It’s not very often I get to read something just for me. However when I was offered a copy of a lovely new book to review I couldn’t reisist. It was unlike anything I have ever read, I definitely didn’t expect what I found. It is hilarious, witty and an atonishingly accurate reflection of reality.
Hilarious, Witty and An Astonishingly Accurate Reflection of Reality
The thing about the truth is; it doesn’t get out much…
Colin Jekyll is an ‘Events Manager’. And a liar. Colin’s real name is Frank Canon, and his real job title is ‘Reality Enforcer’. And the lies don’t stop there; they only get bigger.
Canon works for the Agency, protecting the status quo. A multilingual lone wolf with an unreliable history and a fear of flying, Canon covers up continuity errors; those inexplicable events most other people call ‘miracles’. He adjusts outbreaks of clairvoyance and drunken weather, weeping statues and spontaneous dancing plagues before they become common knowledge, and before people begin to panic, because people’s faith in consensus reality needs to be enforced.
Fortunately for Frank and the Agency, most people are naturally suspicious of the truth.

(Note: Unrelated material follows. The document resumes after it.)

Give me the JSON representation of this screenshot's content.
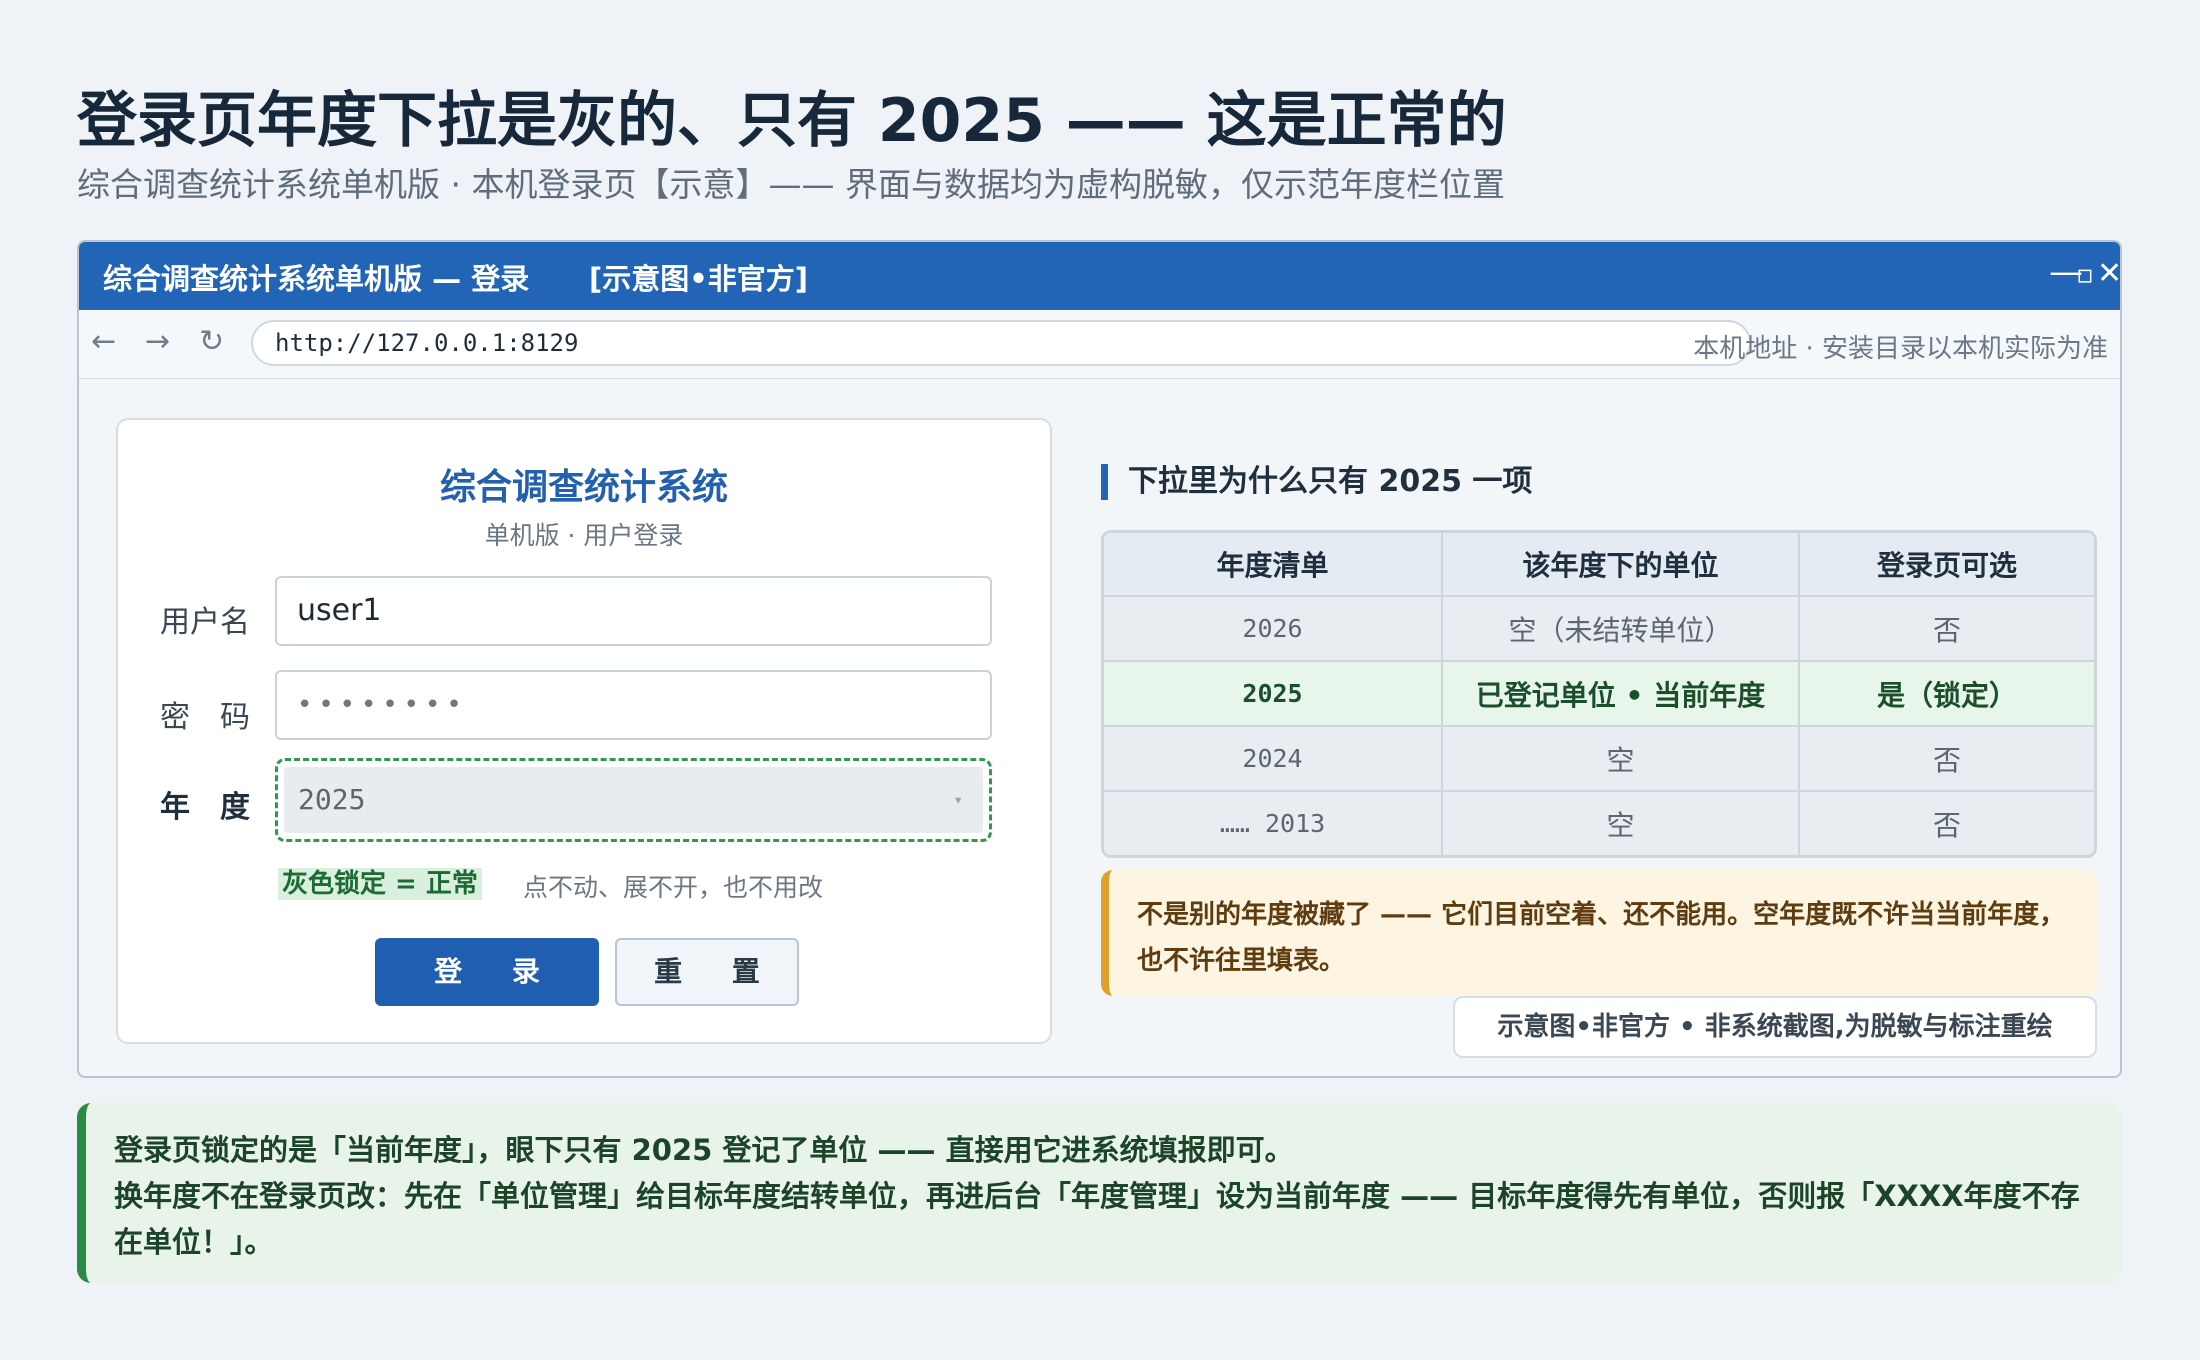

When the opportunity to read a new book arises I jump at the chance, in this case I was intrigued from the very beginning. The story is complex with many Plot Holes and Continuity Errors. Having a small child, naturally coupled with no sleep meant I had to re-read a few parts to follow what had just happened. It is complex and fast paced which has you wanting to read just a wee bit more. It has a very 1984 feel to it and yet is nothing like it. Full of many twists and turns in the story there are lots to engage and enthrall any reader.
The book is very well written and full to the brim of references to ‘real life’ if you can call it that any more, after reading this hilarious novel I am beginning to question reality. The book follows the missions of reality enforcer Colin Jekyll. His job is to cover continuity errors in reality, people can’t handle the truth and it’s Colin’s job to make sure they don’t uncover it. Colin begins to reflect on his own practices and way of looking at the truth, throughout the book he struggles internally with his own truths and the way he has depicted them.

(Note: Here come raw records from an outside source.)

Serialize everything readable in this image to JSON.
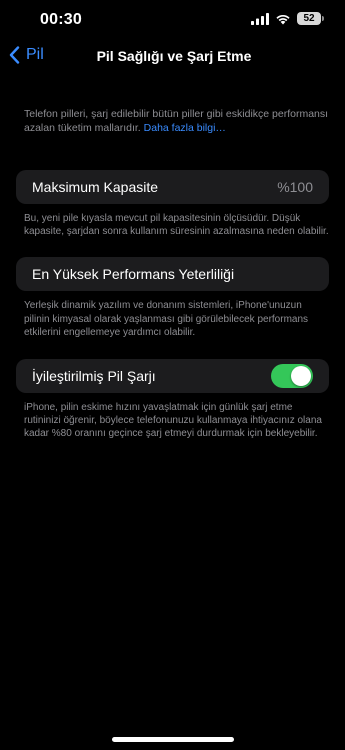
{
  "status_bar": {
    "time": "00:30",
    "battery_level": "52",
    "icons": [
      "cellular-signal-icon",
      "wifi-icon",
      "battery-icon"
    ]
  },
  "nav": {
    "back_label": "Pil",
    "title": "Pil Sağlığı ve Şarj Etme"
  },
  "intro": {
    "text": "Telefon pilleri, şarj edilebilir bütün piller gibi eskidikçe performansı azalan tüketim mallarıdır.",
    "link": "Daha fazla bilgi…"
  },
  "maximum_capacity": {
    "label": "Maksimum Kapasite",
    "value": "%100",
    "description": "Bu, yeni pile kıyasla mevcut pil kapasitesinin ölçüsüdür. Düşük kapasite, şarjdan sonra kullanım süresinin azalmasına neden olabilir."
  },
  "peak_performance": {
    "label": "En Yüksek Performans Yeterliliği",
    "description": "Yerleşik dinamik yazılım ve donanım sistemleri, iPhone'unuzun pilinin kimyasal olarak yaşlanması gibi görülebilecek performans etkilerini engellemeye yardımcı olabilir."
  },
  "optimized_charging": {
    "label": "İyileştirilmiş Pil Şarjı",
    "enabled": true,
    "description": "iPhone, pilin eskime hızını yavaşlatmak için günlük şarj etme rutininizi öğrenir, böylece telefonunuzu kullanmaya ihtiyacınız olana kadar %80 oranını geçince şarj etmeyi durdurmak için bekleyebilir."
  },
  "colors": {
    "background": "#000000",
    "card": "#1c1c1e",
    "accent": "#3a8cff",
    "toggle_on": "#34c759",
    "secondary_text": "#8e8e93"
  }
}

Along the way Colin meets and works with many fascinating characters. Always a sign of a great book I found myself shouting at the idiots (Self) and far too attached to the loveable rogues (Rashid). I loved the complexity of the relationships, especially with Colin and his ‘Scratchie’ Epiphany Smith. Again without giving away too much all the characters had real depth and unexpected revelations of course really should have been expected.
I would recommend anyone with a sense of humour and a firm grasp on ‘reality’ to read this book.

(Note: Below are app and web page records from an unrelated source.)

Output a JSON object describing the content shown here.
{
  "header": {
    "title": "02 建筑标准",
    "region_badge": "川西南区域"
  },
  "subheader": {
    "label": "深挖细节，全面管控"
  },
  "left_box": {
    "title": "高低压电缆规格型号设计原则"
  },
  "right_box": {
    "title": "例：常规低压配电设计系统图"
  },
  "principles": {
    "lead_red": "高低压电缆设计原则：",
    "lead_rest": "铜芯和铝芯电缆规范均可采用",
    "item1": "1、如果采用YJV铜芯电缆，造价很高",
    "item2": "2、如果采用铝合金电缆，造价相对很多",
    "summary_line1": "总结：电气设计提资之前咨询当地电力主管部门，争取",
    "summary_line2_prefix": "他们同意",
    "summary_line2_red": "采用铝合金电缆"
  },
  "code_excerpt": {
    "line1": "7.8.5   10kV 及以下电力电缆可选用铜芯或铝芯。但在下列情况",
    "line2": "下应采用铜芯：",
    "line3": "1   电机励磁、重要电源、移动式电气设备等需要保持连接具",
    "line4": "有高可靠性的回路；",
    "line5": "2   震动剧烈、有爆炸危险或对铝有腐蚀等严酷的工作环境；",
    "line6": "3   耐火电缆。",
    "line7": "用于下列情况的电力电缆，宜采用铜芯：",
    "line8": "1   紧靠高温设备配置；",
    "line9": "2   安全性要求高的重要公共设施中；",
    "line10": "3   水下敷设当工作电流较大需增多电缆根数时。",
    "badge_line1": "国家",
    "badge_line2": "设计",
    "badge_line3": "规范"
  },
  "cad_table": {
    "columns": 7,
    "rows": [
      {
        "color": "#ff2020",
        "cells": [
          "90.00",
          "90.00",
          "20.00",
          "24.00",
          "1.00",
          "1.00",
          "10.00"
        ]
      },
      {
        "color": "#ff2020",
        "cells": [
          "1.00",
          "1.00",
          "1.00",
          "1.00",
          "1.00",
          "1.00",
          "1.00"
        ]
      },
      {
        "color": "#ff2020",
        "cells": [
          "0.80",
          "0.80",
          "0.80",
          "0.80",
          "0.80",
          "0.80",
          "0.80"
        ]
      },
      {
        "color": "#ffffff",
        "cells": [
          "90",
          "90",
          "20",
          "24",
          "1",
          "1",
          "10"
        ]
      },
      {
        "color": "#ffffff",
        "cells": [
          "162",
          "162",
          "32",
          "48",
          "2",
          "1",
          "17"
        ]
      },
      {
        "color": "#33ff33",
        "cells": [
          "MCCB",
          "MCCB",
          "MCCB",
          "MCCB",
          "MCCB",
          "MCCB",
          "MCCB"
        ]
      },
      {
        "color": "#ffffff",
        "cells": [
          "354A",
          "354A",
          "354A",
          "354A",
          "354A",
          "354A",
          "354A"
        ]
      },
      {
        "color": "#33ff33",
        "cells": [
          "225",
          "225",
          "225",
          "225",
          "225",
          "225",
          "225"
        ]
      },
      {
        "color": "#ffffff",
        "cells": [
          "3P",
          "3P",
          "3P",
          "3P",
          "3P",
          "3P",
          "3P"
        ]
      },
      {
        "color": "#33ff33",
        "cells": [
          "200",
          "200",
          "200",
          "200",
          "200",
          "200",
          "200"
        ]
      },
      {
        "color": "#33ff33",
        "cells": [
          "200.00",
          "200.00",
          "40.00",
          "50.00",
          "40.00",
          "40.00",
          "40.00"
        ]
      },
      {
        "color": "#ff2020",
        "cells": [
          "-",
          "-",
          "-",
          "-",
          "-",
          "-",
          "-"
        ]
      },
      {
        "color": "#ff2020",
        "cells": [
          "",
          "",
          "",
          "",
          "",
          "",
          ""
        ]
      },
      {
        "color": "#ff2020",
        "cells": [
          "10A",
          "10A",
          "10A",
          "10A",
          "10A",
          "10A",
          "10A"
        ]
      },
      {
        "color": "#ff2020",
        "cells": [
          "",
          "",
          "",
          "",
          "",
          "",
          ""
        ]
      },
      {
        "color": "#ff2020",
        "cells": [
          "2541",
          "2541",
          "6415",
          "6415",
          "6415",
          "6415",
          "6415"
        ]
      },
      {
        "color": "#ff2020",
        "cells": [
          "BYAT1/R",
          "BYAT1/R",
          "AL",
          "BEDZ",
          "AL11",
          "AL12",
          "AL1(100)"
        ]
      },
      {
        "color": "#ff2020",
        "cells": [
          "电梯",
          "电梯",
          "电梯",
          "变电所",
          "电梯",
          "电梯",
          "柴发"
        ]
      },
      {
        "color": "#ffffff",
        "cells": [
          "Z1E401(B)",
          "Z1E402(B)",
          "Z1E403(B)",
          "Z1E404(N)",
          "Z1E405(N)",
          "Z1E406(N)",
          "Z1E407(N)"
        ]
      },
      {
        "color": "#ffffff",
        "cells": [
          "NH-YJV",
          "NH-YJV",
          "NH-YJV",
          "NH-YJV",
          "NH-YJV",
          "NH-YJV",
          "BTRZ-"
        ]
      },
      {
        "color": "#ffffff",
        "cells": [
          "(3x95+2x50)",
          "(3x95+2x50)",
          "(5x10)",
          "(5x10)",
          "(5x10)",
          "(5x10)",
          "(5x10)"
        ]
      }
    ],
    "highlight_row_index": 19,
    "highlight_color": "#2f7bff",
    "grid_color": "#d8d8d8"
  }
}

*I received a free copy of this book in exchange for a review. All views and opinions are entirely my own.